• TASK
Which lines below include "background"? Copy them all.

————

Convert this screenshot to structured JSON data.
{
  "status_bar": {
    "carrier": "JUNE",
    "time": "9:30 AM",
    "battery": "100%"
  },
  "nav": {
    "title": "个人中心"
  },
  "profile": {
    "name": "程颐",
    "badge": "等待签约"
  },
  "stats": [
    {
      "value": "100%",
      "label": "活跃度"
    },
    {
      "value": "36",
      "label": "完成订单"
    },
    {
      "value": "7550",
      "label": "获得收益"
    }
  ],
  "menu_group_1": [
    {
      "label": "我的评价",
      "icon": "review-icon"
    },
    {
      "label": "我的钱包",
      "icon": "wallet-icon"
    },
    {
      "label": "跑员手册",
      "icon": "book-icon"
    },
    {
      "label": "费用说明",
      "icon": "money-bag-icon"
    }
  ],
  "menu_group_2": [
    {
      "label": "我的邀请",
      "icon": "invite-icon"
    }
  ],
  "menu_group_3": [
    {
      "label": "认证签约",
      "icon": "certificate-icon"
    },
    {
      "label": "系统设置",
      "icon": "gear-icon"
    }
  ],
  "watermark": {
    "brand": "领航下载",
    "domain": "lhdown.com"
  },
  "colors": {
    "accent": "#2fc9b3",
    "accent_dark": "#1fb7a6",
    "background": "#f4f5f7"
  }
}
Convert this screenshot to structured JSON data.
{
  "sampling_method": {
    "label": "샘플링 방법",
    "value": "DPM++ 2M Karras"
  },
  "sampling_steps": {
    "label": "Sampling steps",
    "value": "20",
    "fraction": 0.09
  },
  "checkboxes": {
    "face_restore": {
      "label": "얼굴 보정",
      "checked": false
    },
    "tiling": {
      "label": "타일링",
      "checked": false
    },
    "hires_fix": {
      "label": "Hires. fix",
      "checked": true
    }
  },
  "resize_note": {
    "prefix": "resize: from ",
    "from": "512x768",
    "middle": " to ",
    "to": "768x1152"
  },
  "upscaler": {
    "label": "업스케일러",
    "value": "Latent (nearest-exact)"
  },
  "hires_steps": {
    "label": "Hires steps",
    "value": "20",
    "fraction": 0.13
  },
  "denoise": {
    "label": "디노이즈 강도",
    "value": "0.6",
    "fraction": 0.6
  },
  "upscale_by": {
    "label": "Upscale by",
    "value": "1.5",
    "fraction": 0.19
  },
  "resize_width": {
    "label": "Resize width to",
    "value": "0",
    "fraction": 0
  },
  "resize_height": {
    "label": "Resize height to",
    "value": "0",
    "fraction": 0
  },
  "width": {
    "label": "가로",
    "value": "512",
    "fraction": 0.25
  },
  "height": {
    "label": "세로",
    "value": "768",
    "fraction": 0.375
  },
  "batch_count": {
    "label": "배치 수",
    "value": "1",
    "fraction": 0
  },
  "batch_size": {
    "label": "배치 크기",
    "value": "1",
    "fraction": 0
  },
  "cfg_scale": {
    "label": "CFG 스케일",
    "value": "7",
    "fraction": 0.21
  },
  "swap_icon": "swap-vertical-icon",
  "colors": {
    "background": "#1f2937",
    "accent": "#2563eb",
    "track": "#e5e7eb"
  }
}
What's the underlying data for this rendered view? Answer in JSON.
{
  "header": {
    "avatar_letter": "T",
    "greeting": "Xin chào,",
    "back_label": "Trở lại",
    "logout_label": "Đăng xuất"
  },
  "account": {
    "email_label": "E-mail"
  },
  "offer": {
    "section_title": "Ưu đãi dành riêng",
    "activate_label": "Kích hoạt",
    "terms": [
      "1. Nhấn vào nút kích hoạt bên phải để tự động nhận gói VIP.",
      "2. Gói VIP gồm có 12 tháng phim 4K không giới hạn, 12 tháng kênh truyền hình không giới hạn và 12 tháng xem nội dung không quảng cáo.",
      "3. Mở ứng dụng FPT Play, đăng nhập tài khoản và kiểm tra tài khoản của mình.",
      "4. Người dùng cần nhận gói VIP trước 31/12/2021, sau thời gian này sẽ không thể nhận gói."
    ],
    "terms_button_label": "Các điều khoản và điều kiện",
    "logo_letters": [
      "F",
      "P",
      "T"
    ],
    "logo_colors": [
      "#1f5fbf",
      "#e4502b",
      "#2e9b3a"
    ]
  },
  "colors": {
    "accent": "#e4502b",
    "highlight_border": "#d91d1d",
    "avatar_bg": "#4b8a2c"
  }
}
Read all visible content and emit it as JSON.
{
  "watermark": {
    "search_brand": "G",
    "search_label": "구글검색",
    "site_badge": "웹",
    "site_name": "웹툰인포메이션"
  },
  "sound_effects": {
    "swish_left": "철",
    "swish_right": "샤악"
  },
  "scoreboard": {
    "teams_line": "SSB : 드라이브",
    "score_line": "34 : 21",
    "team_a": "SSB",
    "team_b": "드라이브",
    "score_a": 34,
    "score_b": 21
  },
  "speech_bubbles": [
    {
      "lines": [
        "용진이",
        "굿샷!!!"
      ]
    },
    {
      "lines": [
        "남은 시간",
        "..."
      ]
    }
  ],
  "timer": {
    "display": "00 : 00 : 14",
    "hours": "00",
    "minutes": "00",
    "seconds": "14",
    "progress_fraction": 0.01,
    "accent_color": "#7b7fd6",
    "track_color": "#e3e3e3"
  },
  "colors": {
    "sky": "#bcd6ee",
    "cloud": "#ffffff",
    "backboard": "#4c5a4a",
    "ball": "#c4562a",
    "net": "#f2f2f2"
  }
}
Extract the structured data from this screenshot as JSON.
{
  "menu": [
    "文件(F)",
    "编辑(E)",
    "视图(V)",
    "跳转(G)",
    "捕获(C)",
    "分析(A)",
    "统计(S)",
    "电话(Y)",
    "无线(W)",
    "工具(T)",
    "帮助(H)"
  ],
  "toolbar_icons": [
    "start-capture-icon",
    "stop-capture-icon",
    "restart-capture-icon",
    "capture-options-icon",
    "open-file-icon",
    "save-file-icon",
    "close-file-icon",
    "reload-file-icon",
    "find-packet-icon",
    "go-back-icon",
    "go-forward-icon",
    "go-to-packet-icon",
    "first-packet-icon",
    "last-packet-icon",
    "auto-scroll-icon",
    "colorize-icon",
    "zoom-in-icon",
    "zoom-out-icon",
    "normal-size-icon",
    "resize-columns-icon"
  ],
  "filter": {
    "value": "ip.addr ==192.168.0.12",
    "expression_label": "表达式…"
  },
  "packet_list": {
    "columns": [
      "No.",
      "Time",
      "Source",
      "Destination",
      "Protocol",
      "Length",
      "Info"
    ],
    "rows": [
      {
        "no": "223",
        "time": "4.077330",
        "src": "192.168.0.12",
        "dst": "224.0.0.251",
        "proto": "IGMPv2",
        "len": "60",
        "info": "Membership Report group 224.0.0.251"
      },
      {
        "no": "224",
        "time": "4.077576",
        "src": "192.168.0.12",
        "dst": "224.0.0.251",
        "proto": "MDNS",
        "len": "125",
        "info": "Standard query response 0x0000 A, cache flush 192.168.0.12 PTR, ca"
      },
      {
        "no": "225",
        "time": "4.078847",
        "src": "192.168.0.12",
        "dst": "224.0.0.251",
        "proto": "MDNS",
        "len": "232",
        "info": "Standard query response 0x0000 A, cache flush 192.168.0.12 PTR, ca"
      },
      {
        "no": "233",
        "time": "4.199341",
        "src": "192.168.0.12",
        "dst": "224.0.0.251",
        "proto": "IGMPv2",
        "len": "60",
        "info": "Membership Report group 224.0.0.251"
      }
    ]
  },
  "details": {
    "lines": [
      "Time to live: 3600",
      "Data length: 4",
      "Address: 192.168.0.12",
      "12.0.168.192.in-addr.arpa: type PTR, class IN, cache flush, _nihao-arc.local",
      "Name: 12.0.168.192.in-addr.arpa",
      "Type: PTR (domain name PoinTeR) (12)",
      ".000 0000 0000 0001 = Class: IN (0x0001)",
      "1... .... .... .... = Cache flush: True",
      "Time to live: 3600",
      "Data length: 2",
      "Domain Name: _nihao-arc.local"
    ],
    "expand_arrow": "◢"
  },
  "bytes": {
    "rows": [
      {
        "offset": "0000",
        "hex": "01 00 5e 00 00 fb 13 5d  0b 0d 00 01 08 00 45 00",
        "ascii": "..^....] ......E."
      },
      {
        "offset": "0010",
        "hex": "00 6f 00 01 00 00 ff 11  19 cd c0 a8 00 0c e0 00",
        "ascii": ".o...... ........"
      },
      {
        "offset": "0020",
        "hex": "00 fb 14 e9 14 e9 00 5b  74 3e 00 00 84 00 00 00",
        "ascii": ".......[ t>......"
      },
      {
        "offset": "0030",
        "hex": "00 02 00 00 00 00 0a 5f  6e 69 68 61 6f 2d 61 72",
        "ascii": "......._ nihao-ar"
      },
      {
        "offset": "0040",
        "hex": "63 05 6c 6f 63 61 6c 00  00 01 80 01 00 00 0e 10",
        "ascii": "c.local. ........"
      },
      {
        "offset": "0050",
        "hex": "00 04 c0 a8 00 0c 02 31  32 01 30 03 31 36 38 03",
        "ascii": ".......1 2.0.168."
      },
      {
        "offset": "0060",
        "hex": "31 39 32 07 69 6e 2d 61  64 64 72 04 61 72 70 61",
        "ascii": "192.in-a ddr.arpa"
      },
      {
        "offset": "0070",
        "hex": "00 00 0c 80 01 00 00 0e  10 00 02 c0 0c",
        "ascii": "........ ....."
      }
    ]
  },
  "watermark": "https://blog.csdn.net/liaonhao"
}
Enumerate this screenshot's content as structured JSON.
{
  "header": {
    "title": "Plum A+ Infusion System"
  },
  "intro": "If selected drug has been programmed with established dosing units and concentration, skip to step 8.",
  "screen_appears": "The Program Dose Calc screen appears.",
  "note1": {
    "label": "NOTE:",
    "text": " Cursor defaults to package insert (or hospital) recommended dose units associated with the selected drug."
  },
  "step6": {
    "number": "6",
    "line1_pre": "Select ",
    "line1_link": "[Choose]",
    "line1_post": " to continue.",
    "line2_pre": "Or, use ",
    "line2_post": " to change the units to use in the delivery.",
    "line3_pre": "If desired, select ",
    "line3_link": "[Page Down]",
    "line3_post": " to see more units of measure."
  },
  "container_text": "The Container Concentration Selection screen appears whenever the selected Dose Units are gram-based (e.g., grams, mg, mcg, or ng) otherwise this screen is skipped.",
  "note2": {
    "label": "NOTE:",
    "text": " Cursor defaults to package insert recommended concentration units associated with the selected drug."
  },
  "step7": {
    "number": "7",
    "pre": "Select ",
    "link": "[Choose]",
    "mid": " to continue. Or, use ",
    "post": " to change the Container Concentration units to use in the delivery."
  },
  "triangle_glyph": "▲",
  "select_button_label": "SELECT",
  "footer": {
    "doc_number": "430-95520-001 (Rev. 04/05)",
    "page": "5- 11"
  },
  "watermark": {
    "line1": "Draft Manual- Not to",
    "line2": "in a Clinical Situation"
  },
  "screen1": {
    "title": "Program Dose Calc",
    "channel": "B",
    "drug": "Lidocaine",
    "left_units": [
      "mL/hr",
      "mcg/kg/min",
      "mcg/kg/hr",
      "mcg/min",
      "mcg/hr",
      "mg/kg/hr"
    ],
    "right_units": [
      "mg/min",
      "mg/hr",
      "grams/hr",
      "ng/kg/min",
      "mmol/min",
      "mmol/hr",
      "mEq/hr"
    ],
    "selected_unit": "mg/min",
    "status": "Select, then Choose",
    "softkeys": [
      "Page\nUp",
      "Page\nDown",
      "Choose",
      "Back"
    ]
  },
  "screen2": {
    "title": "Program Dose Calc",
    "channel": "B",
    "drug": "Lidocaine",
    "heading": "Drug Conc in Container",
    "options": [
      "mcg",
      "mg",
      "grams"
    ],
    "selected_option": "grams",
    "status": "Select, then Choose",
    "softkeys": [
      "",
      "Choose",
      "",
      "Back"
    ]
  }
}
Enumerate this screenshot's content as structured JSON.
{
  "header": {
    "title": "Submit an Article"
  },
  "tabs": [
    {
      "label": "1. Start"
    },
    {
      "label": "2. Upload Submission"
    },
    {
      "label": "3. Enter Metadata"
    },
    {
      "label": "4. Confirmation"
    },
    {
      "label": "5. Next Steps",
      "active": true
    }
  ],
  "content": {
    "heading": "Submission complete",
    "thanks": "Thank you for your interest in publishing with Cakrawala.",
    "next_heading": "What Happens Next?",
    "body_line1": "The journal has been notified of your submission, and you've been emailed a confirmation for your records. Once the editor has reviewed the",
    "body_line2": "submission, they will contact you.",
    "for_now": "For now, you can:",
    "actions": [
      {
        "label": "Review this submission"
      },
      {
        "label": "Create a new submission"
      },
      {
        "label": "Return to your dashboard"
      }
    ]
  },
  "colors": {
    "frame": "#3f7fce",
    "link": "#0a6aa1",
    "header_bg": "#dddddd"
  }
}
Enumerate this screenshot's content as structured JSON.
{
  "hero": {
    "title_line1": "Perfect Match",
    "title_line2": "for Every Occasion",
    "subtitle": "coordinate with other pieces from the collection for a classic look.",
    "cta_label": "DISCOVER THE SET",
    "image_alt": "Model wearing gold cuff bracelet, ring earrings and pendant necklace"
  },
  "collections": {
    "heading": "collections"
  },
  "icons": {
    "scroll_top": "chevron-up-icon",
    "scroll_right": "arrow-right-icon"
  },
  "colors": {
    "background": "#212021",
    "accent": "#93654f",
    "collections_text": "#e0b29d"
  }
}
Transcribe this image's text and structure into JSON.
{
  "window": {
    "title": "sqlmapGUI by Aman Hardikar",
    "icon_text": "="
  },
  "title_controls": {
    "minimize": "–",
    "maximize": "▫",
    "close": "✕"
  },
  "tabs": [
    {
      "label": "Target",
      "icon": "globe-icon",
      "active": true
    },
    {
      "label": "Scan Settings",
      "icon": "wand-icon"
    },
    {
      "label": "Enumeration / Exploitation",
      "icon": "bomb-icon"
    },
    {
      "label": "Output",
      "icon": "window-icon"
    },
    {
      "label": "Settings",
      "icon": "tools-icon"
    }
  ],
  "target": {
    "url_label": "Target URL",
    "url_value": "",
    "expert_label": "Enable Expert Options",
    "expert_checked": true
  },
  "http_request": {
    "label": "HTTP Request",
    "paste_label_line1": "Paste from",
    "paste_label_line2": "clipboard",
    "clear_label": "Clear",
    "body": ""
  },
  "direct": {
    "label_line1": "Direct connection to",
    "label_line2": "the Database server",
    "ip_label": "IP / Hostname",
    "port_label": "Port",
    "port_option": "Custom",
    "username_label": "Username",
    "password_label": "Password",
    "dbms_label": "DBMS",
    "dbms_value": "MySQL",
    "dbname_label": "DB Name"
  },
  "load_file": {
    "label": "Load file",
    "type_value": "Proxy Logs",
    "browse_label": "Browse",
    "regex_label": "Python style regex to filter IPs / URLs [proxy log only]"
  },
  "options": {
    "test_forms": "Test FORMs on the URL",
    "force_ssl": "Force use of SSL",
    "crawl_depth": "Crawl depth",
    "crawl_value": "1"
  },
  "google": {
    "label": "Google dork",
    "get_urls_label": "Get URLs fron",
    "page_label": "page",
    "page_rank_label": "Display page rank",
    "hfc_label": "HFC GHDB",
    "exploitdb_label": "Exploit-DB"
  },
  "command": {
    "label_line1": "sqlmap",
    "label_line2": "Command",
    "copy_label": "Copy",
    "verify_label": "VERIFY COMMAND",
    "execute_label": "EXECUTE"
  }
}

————

• RESULT OF THIS TASK
    "background": "#f4f5f7"
    "background": "#1f2937",
    "background": "#212021",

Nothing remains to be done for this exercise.